> [EXERCISE BRIEF]:
Across the whole listing, find how many lines contain "Windows", then write that number and nothing else.
====== INPUT DATA
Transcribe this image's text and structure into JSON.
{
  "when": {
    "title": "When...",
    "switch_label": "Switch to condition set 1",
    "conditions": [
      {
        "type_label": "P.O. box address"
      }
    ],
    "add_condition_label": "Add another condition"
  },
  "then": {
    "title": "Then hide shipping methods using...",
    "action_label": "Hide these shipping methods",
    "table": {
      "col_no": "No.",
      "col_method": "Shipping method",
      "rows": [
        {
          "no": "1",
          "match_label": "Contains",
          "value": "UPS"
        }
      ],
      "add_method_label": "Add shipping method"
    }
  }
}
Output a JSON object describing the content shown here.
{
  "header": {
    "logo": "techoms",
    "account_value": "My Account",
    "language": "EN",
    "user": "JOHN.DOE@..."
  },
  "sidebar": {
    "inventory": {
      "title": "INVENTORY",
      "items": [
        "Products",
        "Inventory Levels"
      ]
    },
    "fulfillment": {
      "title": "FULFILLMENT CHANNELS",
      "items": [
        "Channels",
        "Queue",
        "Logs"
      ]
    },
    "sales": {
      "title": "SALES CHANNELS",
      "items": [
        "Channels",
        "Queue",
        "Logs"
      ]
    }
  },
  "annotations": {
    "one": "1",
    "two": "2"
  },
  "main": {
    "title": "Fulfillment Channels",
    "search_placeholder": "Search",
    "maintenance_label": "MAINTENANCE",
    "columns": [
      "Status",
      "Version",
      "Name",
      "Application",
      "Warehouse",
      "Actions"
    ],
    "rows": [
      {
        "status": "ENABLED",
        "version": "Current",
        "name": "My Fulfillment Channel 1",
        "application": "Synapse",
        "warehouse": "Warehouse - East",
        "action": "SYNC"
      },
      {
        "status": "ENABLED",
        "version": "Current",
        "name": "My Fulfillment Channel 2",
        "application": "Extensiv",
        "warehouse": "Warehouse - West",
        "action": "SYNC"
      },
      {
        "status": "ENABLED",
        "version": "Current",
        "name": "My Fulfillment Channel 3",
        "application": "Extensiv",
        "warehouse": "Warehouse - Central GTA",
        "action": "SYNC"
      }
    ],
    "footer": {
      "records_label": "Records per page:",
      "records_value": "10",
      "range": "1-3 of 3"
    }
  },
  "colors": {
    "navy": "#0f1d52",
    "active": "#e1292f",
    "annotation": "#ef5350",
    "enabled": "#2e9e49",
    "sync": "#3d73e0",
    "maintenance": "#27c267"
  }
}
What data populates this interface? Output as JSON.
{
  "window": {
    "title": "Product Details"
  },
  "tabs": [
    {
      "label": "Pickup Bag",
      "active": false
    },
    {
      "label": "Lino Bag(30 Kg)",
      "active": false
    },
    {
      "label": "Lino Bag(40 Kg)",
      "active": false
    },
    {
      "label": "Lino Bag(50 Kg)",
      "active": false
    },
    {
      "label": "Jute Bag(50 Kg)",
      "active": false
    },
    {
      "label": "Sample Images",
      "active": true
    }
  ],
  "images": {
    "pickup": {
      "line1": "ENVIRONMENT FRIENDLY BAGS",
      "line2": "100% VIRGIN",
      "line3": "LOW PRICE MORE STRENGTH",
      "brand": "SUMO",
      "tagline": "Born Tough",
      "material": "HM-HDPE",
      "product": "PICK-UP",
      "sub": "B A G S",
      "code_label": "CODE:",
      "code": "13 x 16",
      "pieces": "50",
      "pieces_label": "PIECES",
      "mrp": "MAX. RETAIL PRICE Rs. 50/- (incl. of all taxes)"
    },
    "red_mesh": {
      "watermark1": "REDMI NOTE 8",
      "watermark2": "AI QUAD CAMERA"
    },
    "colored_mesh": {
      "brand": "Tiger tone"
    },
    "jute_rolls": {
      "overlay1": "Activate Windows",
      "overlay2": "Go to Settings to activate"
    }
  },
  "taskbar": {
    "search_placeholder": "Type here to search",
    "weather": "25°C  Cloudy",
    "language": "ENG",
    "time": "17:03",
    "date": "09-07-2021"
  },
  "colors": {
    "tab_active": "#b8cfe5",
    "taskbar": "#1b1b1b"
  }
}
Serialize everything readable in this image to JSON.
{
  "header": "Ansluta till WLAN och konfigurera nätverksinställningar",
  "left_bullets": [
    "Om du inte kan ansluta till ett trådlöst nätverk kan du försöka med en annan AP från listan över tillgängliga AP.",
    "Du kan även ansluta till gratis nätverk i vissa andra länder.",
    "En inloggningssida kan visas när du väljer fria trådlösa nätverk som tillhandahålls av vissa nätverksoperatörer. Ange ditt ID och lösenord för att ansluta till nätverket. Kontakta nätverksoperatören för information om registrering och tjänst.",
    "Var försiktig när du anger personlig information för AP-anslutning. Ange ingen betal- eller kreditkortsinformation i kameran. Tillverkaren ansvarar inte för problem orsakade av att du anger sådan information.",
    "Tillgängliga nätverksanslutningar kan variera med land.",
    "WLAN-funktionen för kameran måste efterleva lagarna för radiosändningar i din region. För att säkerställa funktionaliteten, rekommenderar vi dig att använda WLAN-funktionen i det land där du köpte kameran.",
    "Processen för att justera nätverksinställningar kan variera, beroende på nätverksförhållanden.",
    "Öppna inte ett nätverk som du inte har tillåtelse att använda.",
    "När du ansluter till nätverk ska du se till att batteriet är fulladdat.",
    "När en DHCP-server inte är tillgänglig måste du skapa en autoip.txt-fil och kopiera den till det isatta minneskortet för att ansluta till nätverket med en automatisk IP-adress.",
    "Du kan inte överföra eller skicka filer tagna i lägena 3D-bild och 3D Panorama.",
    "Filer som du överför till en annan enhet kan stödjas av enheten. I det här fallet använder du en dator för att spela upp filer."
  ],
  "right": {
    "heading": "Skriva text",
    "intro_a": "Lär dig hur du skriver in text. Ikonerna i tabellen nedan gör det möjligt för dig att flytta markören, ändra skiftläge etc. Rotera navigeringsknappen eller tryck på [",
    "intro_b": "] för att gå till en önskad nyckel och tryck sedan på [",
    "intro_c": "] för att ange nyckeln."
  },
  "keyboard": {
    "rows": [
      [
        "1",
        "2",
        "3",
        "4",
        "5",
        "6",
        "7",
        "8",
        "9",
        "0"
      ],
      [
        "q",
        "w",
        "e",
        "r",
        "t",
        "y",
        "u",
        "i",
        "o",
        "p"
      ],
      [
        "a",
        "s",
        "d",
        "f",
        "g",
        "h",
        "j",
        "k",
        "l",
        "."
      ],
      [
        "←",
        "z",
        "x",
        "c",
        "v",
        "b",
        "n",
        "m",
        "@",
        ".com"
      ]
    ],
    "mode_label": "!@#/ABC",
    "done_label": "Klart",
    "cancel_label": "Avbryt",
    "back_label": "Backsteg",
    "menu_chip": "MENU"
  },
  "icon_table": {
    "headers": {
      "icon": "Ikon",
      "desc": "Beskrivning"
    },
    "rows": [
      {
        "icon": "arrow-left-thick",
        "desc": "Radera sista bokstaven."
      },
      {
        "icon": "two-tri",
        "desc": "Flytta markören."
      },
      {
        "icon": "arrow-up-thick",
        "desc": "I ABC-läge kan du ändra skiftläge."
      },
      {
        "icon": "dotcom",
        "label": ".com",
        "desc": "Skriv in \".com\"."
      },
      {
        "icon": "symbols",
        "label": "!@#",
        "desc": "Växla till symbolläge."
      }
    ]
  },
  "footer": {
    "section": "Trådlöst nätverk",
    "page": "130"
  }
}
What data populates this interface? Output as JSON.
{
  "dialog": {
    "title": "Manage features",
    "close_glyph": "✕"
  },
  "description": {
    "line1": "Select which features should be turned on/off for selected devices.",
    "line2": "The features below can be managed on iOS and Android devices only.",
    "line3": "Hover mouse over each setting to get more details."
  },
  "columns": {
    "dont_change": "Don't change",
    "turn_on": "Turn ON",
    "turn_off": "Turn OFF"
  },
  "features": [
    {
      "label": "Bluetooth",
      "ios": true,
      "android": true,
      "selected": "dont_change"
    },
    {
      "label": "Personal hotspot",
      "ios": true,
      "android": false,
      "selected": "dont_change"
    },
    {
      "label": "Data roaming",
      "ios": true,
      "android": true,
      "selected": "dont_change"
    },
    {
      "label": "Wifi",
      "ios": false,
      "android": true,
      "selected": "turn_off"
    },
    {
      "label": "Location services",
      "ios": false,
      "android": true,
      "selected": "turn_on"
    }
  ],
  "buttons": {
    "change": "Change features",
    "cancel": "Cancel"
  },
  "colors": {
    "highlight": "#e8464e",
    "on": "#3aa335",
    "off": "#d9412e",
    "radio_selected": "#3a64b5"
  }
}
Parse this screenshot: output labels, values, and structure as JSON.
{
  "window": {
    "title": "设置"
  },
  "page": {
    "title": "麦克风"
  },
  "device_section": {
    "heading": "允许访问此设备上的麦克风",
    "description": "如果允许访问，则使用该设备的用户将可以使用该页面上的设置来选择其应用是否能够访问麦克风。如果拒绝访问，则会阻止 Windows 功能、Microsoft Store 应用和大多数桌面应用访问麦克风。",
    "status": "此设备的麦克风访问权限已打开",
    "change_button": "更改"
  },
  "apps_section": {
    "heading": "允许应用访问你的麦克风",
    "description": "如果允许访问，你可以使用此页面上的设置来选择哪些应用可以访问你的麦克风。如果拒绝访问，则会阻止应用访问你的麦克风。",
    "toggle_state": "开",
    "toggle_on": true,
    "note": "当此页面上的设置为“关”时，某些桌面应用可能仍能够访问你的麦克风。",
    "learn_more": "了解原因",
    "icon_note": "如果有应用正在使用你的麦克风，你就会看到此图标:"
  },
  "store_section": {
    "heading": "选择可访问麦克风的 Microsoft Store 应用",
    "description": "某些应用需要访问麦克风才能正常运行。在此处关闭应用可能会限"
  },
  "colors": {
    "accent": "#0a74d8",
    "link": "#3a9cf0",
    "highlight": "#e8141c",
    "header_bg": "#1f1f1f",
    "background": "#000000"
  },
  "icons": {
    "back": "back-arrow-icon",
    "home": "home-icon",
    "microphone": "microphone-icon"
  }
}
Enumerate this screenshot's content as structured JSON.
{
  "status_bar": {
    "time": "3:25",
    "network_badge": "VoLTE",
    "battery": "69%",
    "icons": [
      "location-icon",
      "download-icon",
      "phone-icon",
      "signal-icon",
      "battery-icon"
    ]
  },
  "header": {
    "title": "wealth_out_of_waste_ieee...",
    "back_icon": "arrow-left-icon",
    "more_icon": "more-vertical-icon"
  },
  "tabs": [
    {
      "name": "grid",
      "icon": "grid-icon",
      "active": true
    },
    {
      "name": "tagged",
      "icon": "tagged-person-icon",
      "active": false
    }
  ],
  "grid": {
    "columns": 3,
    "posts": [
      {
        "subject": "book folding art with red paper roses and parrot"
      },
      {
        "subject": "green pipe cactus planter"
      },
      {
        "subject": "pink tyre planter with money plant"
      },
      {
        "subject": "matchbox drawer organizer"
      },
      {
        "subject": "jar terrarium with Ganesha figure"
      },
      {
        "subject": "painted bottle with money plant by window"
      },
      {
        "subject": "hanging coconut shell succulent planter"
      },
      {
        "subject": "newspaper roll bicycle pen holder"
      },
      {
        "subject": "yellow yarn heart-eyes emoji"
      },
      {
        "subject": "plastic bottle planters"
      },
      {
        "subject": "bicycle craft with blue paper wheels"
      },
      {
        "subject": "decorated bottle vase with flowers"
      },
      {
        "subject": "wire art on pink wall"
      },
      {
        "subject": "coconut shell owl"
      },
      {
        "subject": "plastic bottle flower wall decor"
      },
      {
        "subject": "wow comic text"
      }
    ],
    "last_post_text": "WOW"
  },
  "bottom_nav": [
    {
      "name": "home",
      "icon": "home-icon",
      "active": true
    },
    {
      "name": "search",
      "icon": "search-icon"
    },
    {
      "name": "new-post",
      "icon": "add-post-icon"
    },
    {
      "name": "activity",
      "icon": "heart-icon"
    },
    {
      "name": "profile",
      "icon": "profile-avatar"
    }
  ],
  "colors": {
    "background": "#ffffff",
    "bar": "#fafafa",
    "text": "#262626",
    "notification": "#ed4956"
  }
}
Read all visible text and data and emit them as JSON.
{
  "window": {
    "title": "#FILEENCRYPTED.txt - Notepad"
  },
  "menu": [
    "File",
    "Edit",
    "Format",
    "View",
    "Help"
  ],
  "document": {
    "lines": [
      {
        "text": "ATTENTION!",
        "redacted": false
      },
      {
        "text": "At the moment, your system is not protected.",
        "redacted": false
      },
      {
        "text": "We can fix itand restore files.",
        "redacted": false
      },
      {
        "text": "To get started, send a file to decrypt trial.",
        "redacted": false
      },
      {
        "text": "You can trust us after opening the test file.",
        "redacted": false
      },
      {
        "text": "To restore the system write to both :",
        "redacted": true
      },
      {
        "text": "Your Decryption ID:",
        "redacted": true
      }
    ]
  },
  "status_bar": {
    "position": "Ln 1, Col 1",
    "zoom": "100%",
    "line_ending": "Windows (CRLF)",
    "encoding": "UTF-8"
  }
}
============
> [PROBLEM SOLUTION]:
3